What you have to do: In full and word for word, print the data below.
+++ Material for this task +++
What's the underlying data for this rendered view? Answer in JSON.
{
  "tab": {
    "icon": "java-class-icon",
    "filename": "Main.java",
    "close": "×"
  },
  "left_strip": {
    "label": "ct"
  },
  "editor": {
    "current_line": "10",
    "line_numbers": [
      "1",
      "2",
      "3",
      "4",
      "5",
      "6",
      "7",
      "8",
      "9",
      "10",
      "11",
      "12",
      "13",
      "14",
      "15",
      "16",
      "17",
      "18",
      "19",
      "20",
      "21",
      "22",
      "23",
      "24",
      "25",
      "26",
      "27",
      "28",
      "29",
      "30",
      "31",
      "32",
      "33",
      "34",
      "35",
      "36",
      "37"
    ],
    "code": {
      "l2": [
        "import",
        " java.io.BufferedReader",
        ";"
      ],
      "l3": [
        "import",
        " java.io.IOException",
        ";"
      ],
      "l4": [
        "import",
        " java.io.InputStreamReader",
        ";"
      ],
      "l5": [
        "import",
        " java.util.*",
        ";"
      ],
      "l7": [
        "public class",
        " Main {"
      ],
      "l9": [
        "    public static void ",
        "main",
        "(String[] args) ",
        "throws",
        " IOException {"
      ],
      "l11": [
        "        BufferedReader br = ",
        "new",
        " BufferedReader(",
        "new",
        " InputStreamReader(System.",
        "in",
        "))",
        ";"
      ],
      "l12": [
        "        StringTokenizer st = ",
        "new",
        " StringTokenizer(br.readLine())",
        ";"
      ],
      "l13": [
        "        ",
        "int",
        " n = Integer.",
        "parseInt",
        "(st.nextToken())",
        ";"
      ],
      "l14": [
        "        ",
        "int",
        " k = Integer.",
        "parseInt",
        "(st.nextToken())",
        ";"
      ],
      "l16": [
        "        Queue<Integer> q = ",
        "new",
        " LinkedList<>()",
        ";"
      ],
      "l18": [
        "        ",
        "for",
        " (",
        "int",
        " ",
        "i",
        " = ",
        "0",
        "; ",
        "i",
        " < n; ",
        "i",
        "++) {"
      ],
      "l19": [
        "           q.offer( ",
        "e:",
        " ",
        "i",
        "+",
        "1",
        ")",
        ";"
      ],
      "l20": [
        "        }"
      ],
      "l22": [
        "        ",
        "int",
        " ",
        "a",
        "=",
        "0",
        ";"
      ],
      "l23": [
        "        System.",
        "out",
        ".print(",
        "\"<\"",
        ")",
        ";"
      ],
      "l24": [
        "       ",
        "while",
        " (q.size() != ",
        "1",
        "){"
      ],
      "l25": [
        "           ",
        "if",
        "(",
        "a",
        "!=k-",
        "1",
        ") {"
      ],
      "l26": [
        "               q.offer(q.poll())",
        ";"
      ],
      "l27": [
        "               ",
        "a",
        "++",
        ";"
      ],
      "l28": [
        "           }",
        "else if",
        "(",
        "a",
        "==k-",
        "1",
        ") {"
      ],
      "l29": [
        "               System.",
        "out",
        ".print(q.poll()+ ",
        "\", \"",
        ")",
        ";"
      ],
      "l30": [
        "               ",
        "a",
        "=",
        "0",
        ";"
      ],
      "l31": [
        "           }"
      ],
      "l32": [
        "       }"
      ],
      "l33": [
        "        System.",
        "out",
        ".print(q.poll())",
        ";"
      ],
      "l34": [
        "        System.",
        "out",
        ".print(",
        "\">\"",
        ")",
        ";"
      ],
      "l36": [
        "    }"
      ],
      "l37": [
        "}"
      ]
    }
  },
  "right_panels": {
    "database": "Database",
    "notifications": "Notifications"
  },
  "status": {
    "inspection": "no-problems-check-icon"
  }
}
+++
Solution for this task:
What's the underlying data for this rendered view? Answer in JSON.
{
  "tab": {
    "icon": "java-class-icon",
    "filename": "Main.java",
    "close": "×"
  },
  "left_strip": {
    "label": "ct"
  },
  "editor": {
    "current_line": "10",
    "line_numbers": [
      "1",
      "2",
      "3",
      "4",
      "5",
      "6",
      "7",
      "8",
      "9",
      "10",
      "11",
      "12",
      "13",
      "14",
      "15",
      "16",
      "17",
      "18",
      "19",
      "20",
      "21",
      "22",
      "23",
      "24",
      "25",
      "26",
      "27",
      "28",
      "29",
      "30",
      "31",
      "32",
      "33",
      "34",
      "35",
      "36",
      "37"
    ],
    "code": {
      "l2": [
        "import",
        " java.io.BufferedReader",
        ";"
      ],
      "l3": [
        "import",
        " java.io.IOException",
        ";"
      ],
      "l4": [
        "import",
        " java.io.InputStreamReader",
        ";"
      ],
      "l5": [
        "import",
        " java.util.*",
        ";"
      ],
      "l7": [
        "public class",
        " Main {"
      ],
      "l9": [
        "    public static void ",
        "main",
        "(String[] args) ",
        "throws",
        " IOException {"
      ],
      "l11": [
        "        BufferedReader br = ",
        "new",
        " BufferedReader(",
        "new",
        " InputStreamReader(System.",
        "in",
        "))",
        ";"
      ],
      "l12": [
        "        StringTokenizer st = ",
        "new",
        " StringTokenizer(br.readLine())",
        ";"
      ],
      "l13": [
        "        ",
        "int",
        " n = Integer.",
        "parseInt",
        "(st.nextToken())",
        ";"
      ],
      "l14": [
        "        ",
        "int",
        " k = Integer.",
        "parseInt",
        "(st.nextToken())",
        ";"
      ],
      "l16": [
        "        Queue<Integer> q = ",
        "new",
        " LinkedList<>()",
        ";"
      ],
      "l18": [
        "        ",
        "for",
        " (",
        "int",
        " ",
        "i",
        " = ",
        "0",
        "; ",
        "i",
        " < n; ",
        "i",
        "++) {"
      ],
      "l19": [
        "           q.offer( ",
        "e:",
        " ",
        "i",
        "+",
        "1",
        ")",
        ";"
      ],
      "l20": [
        "        }"
      ],
      "l22": [
        "        ",
        "int",
        " ",
        "a",
        "=",
        "0",
        ";"
      ],
      "l23": [
        "        System.",
        "out",
        ".print(",
        "\"<\"",
        ")",
        ";"
      ],
      "l24": [
        "       ",
        "while",
        " (q.size() != ",
        "1",
        "){"
      ],
      "l25": [
        "           ",
        "if",
        "(",
        "a",
        "!=k-",
        "1",
        ") {"
      ],
      "l26": [
        "               q.offer(q.poll())",
        ";"
      ],
      "l27": [
        "               ",
        "a",
        "++",
        ";"
      ],
      "l28": [
        "           }",
        "else if",
        "(",
        "a",
        "==k-",
        "1",
        ") {"
      ],
      "l29": [
        "               System.",
        "out",
        ".print(q.poll()+ ",
        "\", \"",
        ")",
        ";"
      ],
      "l30": [
        "               ",
        "a",
        "=",
        "0",
        ";"
      ],
      "l31": [
        "           }"
      ],
      "l32": [
        "       }"
      ],
      "l33": [
        "        System.",
        "out",
        ".print(q.poll())",
        ";"
      ],
      "l34": [
        "        System.",
        "out",
        ".print(",
        "\">\"",
        ")",
        ";"
      ],
      "l36": [
        "    }"
      ],
      "l37": [
        "}"
      ]
    }
  },
  "right_panels": {
    "database": "Database",
    "notifications": "Notifications"
  },
  "status": {
    "inspection": "no-problems-check-icon"
  }
}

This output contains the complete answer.